While the Golden Girls Network is the most specialized option for finding senior roommates, it’s not the only safe option you can take. If you’re not sure about that $39 fee, you can try a few other free or cheaper options first.
Asking around amongst your friends and larger social circle could potentially net you roommates that are a good fit. And posting on Facebook (if you have it) can help you look within your immediate social group and their friends first.
The website RoomieMatch.com is a safe way to seek out roommates that are compatible with you in a number of ways. You can specify if you’re looking for roommates over 50, if you’d prefer to stick with one gender or the other, and the kind of price range you have in mind.

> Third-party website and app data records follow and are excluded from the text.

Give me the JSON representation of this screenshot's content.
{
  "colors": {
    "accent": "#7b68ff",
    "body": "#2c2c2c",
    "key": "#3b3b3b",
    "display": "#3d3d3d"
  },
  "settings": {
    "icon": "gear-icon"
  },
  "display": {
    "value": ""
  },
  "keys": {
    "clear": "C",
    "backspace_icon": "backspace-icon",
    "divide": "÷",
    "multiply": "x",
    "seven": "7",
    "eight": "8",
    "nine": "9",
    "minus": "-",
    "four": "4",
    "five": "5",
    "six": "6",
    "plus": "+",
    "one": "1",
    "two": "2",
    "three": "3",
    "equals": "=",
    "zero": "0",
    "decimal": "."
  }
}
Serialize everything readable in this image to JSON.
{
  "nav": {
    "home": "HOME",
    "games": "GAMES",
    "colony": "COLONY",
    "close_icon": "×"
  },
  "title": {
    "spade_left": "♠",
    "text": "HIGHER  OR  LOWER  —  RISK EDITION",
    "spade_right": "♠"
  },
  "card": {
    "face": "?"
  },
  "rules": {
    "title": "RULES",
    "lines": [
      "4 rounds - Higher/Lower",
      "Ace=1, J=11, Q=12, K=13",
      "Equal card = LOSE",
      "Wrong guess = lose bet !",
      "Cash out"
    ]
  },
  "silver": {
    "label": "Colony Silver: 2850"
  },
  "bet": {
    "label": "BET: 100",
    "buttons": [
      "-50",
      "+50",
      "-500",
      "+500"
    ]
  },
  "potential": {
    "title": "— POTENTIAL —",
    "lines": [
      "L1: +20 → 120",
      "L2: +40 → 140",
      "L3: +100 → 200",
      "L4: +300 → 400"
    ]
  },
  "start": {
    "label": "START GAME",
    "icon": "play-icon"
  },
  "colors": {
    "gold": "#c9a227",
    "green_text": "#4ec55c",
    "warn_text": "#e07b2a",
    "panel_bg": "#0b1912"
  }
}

You can join for free and your information (not your address, just your contact info and questionnaire answers) will be sent out to others on the website that they deem a good match based on your questionnaire. They’ll be able to contact you, but not vice versa. For the ability to proactively contact the people that are matches, you can pay $19.95 for a year’s subscription.
How to Make the Golden Girls Model Work
The tricky thing about roommates is that you can like a person just fine, but be a terrible fit for living together. Whether you’re renting out rooms in your own house or moving in with someone else, you should take the time to do your due diligence in advance and make sure you’re a good fit.
Meet and interview each other before committing.
Spend some time together before any decisions are made and use it to go over all the issues and habits that could cause potential problems. Before the meeting, try to think of every possible issue you can imagine having with a roommate and write notes on what to go over during your meeting. This could include, but shouldn’t be limited to:
- Cleaning habits
- The chores you each don’t mind and the ones you hate
- How often you have people over
- How often you’ll want to have family or friends stay over
- Health needs or mobility issues
- If you have or want pets
- How often you use shared spaces like the kitchen or the TV in the living room
- How you like to spend your free time at home
- Your means of getting around
- If you drink or smoke
Be honest during this meeting, even (especially) if you’re not sure they’ll like your answers. Better for both parties to know what they’re getting into before a lease is signed and furniture’s moved.
Set clear rules and responsibilities
Make sure you agree on general rules and guidelines. Some of these will be covered in the lease, but others will need to be discussed amongst yourselves. Sit down and figure out who’s willing to take on what responsibilities and what rules you need to ensure everyone stays happy. Then put it all in writing and make sure everyone has a copy.
Know everyone’s emergency contacts.
You have to be prepared for potential health issues or injuries. Make sure everyone in the house knows who to call if one of you breaks a bone or needs to be hospitalized with an illness. You should be willing to help each other call for help or get to the hospital, but being roommates doesn’t mean you’ll be the most important people to have by each other’s sides during a crisis. Make sure you all know who those people are and how to get ahold of them.
Communicate – don’t be strangers.
Finally, make an effort to keep the communication lines open. Consider regular check-in meetings to see if anyone’s feeling uncomfortable about something. Figure out the common interests you have, if any, that can bring you together as friends. Maybe you can all bond over watching The Golden Girls together, or making meals communally, or going for walks in the morning.
You don’t have to be best friends (sometimes best friends make bad roommates), but it’s important to be civil with each other and ideal if you’re able to be comfortable and friendly to one another. Living with other senior roommates probably won’t be just like The Golden Girls, but you may find it’s a real step up from aging-in-place on your own.